10 10 COAG/2018/5 building on ecosystem services (e.g. natural enemies for biological control). Agroecological approaches can also enhance socio-economic resilience. Through diversification and integration, producers can better manage risks and thus reduce their vulnerability should a single crop, livestock species or other commodity fail. By reducing dependence on external inputs, agroecology can also reduce producers vulnerability to economic risk. HUMAN AND SOCIAL VALUES. Protecting and improving rural livelihoods is essential for sustainable food and agricultural systems. Agroecology emphasizes human and social valuesand inclusion of all contributing to the improved livelihoods dimension of the SDGs. Agroecology seeks to address gender inequalities by creating opportunities for women. By building autonomy and adaptive capacities to manage their agro-ecosystems, agroecological approaches empower people and communities to overcome poverty, hunger and malnutrition.
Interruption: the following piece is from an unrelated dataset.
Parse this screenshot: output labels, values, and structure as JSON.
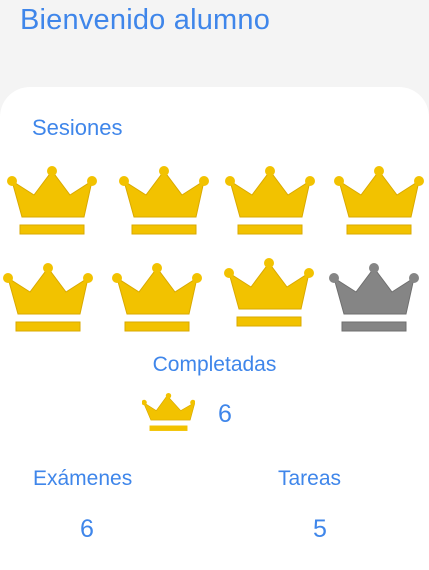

As a bottom-up, grassroots paradigm for sustainable rural development, agroecology empowers people to become their own agents of change. CULTURE AND FOOD TRADITIONS. By supporting healthy anddiversified diets, agroecology contributes to food security and nutrition while maintaining healthy ecosystems. Agriculture and food are core components of the human heritage. Culture and food traditions play an important role in society and in shaping human behaviour. Cultural identity and sense of place are often closely tied to landscapes and food systems. As people and ecosystems evolve together, cultural practices and indigenous and traditional knowledge offer a wealth of experience that can inspire innovative solutions. RESPONSIBLE GOVERNANCE. Sustainable food and agriculture requires responsible and effective governance mechanisms at different scales - local,national and global. Agroecology calls for responsible and effective governance to support the transition to sustainable food and agricultural systems. Transparent, accountable and inclusive governance mechanisms are necessary to create an enabling environment that supports producers to transform their systems considering also agroecological concepts and practices. Land and natural resources governance is a prime example. The majority of the world s rural poor and vulnerable populations heavily rely on terrestrial and aquatic biodiversity and ecosystem services for their livelihoods, yet lack secure access to these resources. CIRCULAR AND SOLIDARITY ECONOMY. Circular and solidarity economies that reconnect producers and consumers provide innovative solutions for living within our planetary boundaries while ensuring the social foundation for inclusive and sustainable development. Agroecological approaches help promote fair solutions based on local needs, resources and capacities, creating more equitable and sustainable markets. These include innovative markets, alongside more traditional territorial markets, where most smallholders sell their products. Social and institutional innovations play a key role in encouraging production and consumption based on agroecological approaches.